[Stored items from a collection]
----------------------------------------

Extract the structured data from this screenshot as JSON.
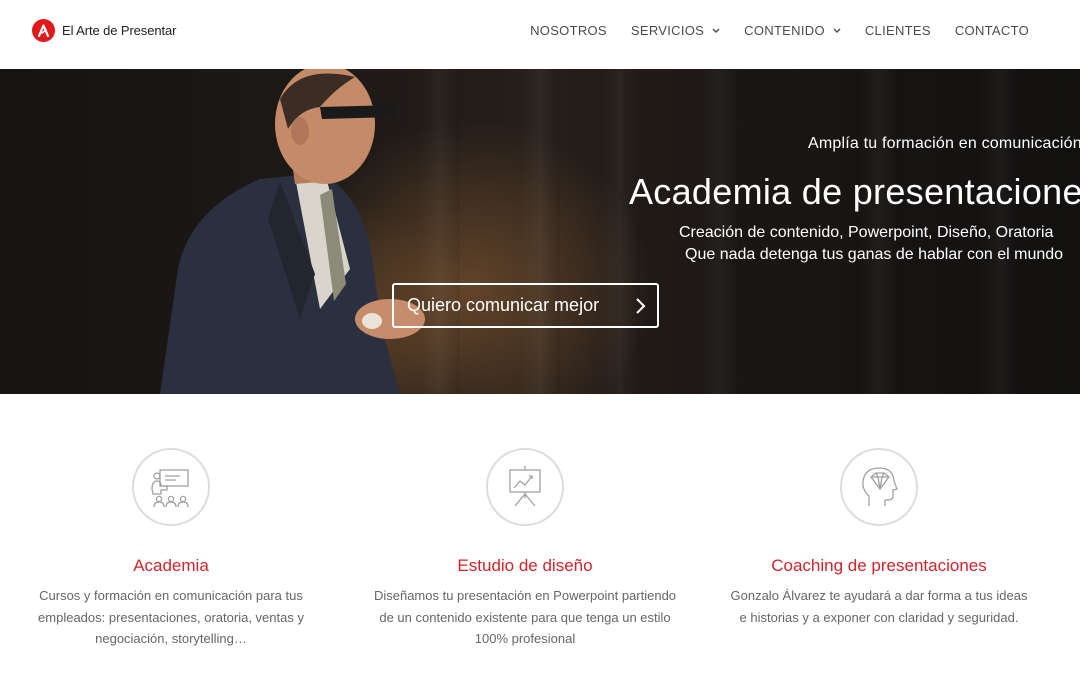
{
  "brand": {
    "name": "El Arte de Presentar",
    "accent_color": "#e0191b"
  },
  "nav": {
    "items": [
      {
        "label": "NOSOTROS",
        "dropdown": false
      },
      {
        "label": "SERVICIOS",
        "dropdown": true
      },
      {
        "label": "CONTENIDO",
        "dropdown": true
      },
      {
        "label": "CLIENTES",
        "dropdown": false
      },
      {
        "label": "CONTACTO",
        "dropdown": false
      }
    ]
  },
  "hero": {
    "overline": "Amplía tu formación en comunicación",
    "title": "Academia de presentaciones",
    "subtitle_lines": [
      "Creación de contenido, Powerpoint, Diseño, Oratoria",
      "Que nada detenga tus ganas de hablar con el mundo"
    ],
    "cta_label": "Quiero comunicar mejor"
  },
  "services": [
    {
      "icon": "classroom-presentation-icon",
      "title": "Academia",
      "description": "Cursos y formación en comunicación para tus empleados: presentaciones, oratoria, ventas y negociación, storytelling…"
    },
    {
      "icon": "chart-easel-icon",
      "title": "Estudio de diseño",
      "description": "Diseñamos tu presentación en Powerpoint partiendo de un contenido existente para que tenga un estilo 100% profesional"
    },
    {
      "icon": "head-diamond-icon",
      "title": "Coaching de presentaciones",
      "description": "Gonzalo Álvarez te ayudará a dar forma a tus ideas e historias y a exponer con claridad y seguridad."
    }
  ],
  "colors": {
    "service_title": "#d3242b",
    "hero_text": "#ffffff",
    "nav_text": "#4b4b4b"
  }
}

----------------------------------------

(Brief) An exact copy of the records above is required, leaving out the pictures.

(Output of the task)
Extract the structured data from this screenshot as JSON.
{
  "brand": {
    "name": "El Arte de Presentar",
    "accent_color": "#e0191b"
  },
  "nav": {
    "items": [
      {
        "label": "NOSOTROS",
        "dropdown": false
      },
      {
        "label": "SERVICIOS",
        "dropdown": true
      },
      {
        "label": "CONTENIDO",
        "dropdown": true
      },
      {
        "label": "CLIENTES",
        "dropdown": false
      },
      {
        "label": "CONTACTO",
        "dropdown": false
      }
    ]
  },
  "hero": {
    "overline": "Amplía tu formación en comunicación",
    "title": "Academia de presentaciones",
    "subtitle_lines": [
      "Creación de contenido, Powerpoint, Diseño, Oratoria",
      "Que nada detenga tus ganas de hablar con el mundo"
    ],
    "cta_label": "Quiero comunicar mejor"
  },
  "services": [
    {
      "icon": "classroom-presentation-icon",
      "title": "Academia",
      "description": "Cursos y formación en comunicación para tus empleados: presentaciones, oratoria, ventas y negociación, storytelling…"
    },
    {
      "icon": "chart-easel-icon",
      "title": "Estudio de diseño",
      "description": "Diseñamos tu presentación en Powerpoint partiendo de un contenido existente para que tenga un estilo 100% profesional"
    },
    {
      "icon": "head-diamond-icon",
      "title": "Coaching de presentaciones",
      "description": "Gonzalo Álvarez te ayudará a dar forma a tus ideas e historias y a exponer con claridad y seguridad."
    }
  ],
  "colors": {
    "service_title": "#d3242b",
    "hero_text": "#ffffff",
    "nav_text": "#4b4b4b"
  }
}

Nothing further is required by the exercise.